— DESCRIPTION OF THE TASK —
Every line of the listing is returned unchanged, and every picture is dropped.
─── RECORDED INFORMATION
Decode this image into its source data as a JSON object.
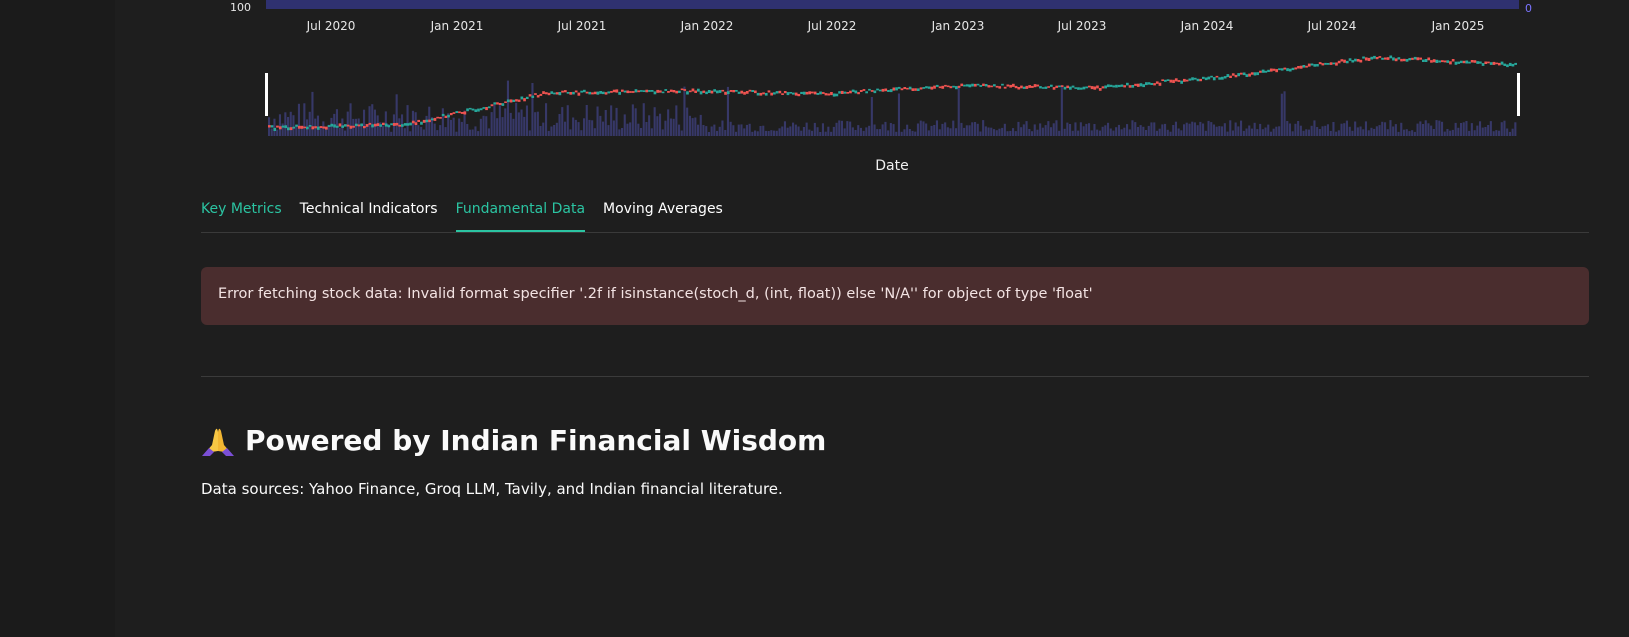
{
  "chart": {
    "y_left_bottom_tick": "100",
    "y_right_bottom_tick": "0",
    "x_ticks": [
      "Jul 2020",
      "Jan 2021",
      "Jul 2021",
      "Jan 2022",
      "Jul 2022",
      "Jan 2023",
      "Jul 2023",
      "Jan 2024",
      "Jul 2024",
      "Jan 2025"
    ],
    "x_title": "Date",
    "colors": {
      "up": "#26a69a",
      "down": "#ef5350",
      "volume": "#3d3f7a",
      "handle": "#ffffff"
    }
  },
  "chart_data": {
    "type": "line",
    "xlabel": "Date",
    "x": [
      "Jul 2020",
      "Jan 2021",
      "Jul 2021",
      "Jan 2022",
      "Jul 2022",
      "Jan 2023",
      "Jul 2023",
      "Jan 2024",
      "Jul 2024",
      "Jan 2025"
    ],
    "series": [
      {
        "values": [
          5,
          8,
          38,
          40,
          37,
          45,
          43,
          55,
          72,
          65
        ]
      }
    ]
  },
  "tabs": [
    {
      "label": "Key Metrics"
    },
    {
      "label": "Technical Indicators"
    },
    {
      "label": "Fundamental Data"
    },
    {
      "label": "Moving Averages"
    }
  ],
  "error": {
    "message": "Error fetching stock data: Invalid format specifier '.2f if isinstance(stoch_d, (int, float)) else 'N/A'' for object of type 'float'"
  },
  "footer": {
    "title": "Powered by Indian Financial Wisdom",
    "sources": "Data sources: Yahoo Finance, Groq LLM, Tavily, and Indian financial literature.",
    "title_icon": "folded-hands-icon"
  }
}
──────
— YOUR RESPONSE —
Decode this image into its source data as a JSON object.
{
  "chart": {
    "y_left_bottom_tick": "100",
    "y_right_bottom_tick": "0",
    "x_ticks": [
      "Jul 2020",
      "Jan 2021",
      "Jul 2021",
      "Jan 2022",
      "Jul 2022",
      "Jan 2023",
      "Jul 2023",
      "Jan 2024",
      "Jul 2024",
      "Jan 2025"
    ],
    "x_title": "Date",
    "colors": {
      "up": "#26a69a",
      "down": "#ef5350",
      "volume": "#3d3f7a",
      "handle": "#ffffff"
    }
  },
  "chart_data": {
    "type": "line",
    "xlabel": "Date",
    "x": [
      "Jul 2020",
      "Jan 2021",
      "Jul 2021",
      "Jan 2022",
      "Jul 2022",
      "Jan 2023",
      "Jul 2023",
      "Jan 2024",
      "Jul 2024",
      "Jan 2025"
    ],
    "series": [
      {
        "values": [
          5,
          8,
          38,
          40,
          37,
          45,
          43,
          55,
          72,
          65
        ]
      }
    ]
  },
  "tabs": [
    {
      "label": "Key Metrics"
    },
    {
      "label": "Technical Indicators"
    },
    {
      "label": "Fundamental Data"
    },
    {
      "label": "Moving Averages"
    }
  ],
  "error": {
    "message": "Error fetching stock data: Invalid format specifier '.2f if isinstance(stoch_d, (int, float)) else 'N/A'' for object of type 'float'"
  },
  "footer": {
    "title": "Powered by Indian Financial Wisdom",
    "sources": "Data sources: Yahoo Finance, Groq LLM, Tavily, and Indian financial literature.",
    "title_icon": "folded-hands-icon"
  }
}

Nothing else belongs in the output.